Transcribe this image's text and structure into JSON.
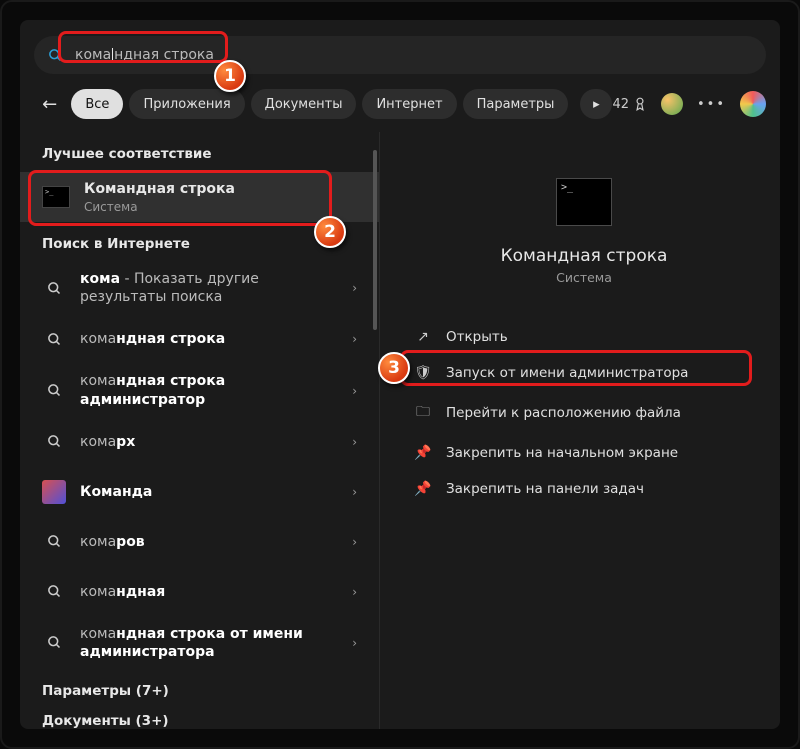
{
  "search": {
    "query_prefix": "кома",
    "query_suffix": "ндная строка"
  },
  "nav": {
    "tabs": [
      "Все",
      "Приложения",
      "Документы",
      "Интернет",
      "Параметры"
    ],
    "points": "42"
  },
  "left": {
    "best_match_heading": "Лучшее соответствие",
    "best": {
      "title": "Командная строка",
      "subtitle": "Система"
    },
    "web_heading": "Поиск в Интернете",
    "web": [
      {
        "pre": "кома",
        "bold": "",
        "rest": " - Показать другие результаты поиска"
      },
      {
        "pre": "кома",
        "bold": "ндная строка",
        "rest": ""
      },
      {
        "pre": "кома",
        "bold": "ндная строка администратор",
        "rest": ""
      },
      {
        "pre": "кома",
        "bold": "рх",
        "rest": ""
      },
      {
        "pre": "",
        "bold": "Команда",
        "rest": "",
        "team": true
      },
      {
        "pre": "кома",
        "bold": "ров",
        "rest": ""
      },
      {
        "pre": "кома",
        "bold": "ндная",
        "rest": ""
      },
      {
        "pre": "кома",
        "bold": "ндная строка от имени администратора",
        "rest": ""
      }
    ],
    "settings_heading": "Параметры (7+)",
    "documents_heading": "Документы (3+)"
  },
  "right": {
    "app_name": "Командная строка",
    "app_category": "Система",
    "actions": [
      {
        "icon": "open",
        "label": "Открыть"
      },
      {
        "icon": "admin",
        "label": "Запуск от имени администратора"
      },
      {
        "icon": "folder",
        "label": "Перейти к расположению файла"
      },
      {
        "icon": "pin",
        "label": "Закрепить на начальном экране"
      },
      {
        "icon": "pin",
        "label": "Закрепить на панели задач"
      }
    ]
  },
  "markers": {
    "m1": "1",
    "m2": "2",
    "m3": "3"
  }
}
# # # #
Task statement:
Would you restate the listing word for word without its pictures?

Task solution:
Transcribe this image's text and structure into JSON.
{
  "search": {
    "query_prefix": "кома",
    "query_suffix": "ндная строка"
  },
  "nav": {
    "tabs": [
      "Все",
      "Приложения",
      "Документы",
      "Интернет",
      "Параметры"
    ],
    "points": "42"
  },
  "left": {
    "best_match_heading": "Лучшее соответствие",
    "best": {
      "title": "Командная строка",
      "subtitle": "Система"
    },
    "web_heading": "Поиск в Интернете",
    "web": [
      {
        "pre": "кома",
        "bold": "",
        "rest": " - Показать другие результаты поиска"
      },
      {
        "pre": "кома",
        "bold": "ндная строка",
        "rest": ""
      },
      {
        "pre": "кома",
        "bold": "ндная строка администратор",
        "rest": ""
      },
      {
        "pre": "кома",
        "bold": "рх",
        "rest": ""
      },
      {
        "pre": "",
        "bold": "Команда",
        "rest": "",
        "team": true
      },
      {
        "pre": "кома",
        "bold": "ров",
        "rest": ""
      },
      {
        "pre": "кома",
        "bold": "ндная",
        "rest": ""
      },
      {
        "pre": "кома",
        "bold": "ндная строка от имени администратора",
        "rest": ""
      }
    ],
    "settings_heading": "Параметры (7+)",
    "documents_heading": "Документы (3+)"
  },
  "right": {
    "app_name": "Командная строка",
    "app_category": "Система",
    "actions": [
      {
        "icon": "open",
        "label": "Открыть"
      },
      {
        "icon": "admin",
        "label": "Запуск от имени администратора"
      },
      {
        "icon": "folder",
        "label": "Перейти к расположению файла"
      },
      {
        "icon": "pin",
        "label": "Закрепить на начальном экране"
      },
      {
        "icon": "pin",
        "label": "Закрепить на панели задач"
      }
    ]
  },
  "markers": {
    "m1": "1",
    "m2": "2",
    "m3": "3"
  }
}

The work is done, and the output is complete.